President Obama & America's Comedically-Challenged Funnymen

05/25/2011 02:30 pm ET
  • Mark Joseph Producer, author and publisher of

For years liberals and conservatives have argued back and forth about a press biased against their side. President Obama is now leading a crusade against conservative talk radio and Fox News, while for years, at least since Richard Nixon's presidency, conservatives complained about biased coverage by the mainstream media.

I think it's fair to say that most mainstream news orgs tilt left while talk radio leans right but somehow through a multitude of voices and forms of media, we arrive at a semblance of balance. But I'm increasingly troubled by the lack of objectivity among comedians, especially when it comes to the treatment of our new President.

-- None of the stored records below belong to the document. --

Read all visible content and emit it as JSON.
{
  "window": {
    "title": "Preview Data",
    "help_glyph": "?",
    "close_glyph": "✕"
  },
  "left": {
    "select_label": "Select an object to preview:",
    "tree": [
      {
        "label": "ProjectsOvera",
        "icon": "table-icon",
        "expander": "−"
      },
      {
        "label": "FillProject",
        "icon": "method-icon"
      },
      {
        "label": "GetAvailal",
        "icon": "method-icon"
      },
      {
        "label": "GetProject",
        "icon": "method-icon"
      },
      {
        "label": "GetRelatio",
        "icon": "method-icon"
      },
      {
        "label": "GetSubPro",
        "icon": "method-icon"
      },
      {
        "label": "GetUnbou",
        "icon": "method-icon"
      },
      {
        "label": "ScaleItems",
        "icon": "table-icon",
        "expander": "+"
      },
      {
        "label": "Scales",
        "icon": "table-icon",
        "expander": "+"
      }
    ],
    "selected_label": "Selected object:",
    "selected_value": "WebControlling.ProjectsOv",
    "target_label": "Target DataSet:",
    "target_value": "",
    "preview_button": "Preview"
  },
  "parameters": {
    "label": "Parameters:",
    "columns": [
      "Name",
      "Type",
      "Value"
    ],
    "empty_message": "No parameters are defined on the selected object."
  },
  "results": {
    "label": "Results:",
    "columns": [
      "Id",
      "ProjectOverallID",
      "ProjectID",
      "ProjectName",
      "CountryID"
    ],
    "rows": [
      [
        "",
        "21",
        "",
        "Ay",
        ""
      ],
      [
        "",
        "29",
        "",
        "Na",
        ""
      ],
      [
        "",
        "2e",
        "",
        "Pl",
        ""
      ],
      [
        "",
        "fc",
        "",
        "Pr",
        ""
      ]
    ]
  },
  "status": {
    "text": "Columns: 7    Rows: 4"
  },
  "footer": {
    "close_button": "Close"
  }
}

Comedy should be bipartisan, and we should all be able to laugh equally at conservative and liberal leaders alike, but an increasingly ideological comedy community suddenly claims it can't find anything to laugh about when it comes to Barack Obama, a problem they mysteriously never seemed to have with previous presidents.

President Gerald Ford was an ace football star at the University of Michigan, yet a few slip ups like this one caused SNL star Chevy Chase to create sketches like this one which had us all convinced that Ford was a bumbler.

But if we thought our comedians were being equal opportunity mockers, the joke was on us. In an unusual moment of candor, Chase confirmed last year what conservatives had long suspected: comedians were acting less like an impartial umpire and more like a referee who kept throwing punches when the judges weren't looking.

"I wanted Carter in and I wanted him out," Chase said of Ford and his relentless if hilarious attacks on the sitting President. "And I figured, 'look we're reaching millions of people.'"

A nonplussed CNN interviewer tried again to make sure she had heard him right.

"Wait a minute you mean to tell me that in the back of your mind you were thinking 'hey I want Carter and I'm going to make him look bad?'"

"Oh Yeah!," Chase replied.

Ronald Reagan's occasional napping and his seeming disengagement from the issues provided fodder for comedians and hilarious sketches like this one in which Reagan the foreign policy mastermind pretends to be the amiable dunce that Clark Clifford once called him.

George Bush's mangled syntax and general awkwardness was all Dana Carvey needed to mock him effectively as he did here.

Who could forget SNL's hilarious take on Bill Clinton whose outsized appetites for sex and fast food provided wonderfully funny moments like this one.

Then there was Will Ferrell smartly capturing George W. Bush's cowboy impatience and less than perfect command of the English language here.

But then along came Barack Obama and suddenly professional funny-men claimed in articles like this one and this one that they were suddenly unable to be funny anymore.

Sorry, comedians of America, we don't believe you, and after Chase's confession, we really don't believe you. But for a moment let's just pretend you're not pretending you can't be funny in order to help him politically and you are, indeed, momentarily, truly comedy-challenged. Here are some suggestions from an amateur:

Americans love to laugh at our Presidents and if our so-called funnymen keep feigning an inability to speak humor to power-and make us laugh-we may have to find new voices who prize doing their jobs and keeping the jokes coming over advancing an ideologically-driven political agenda.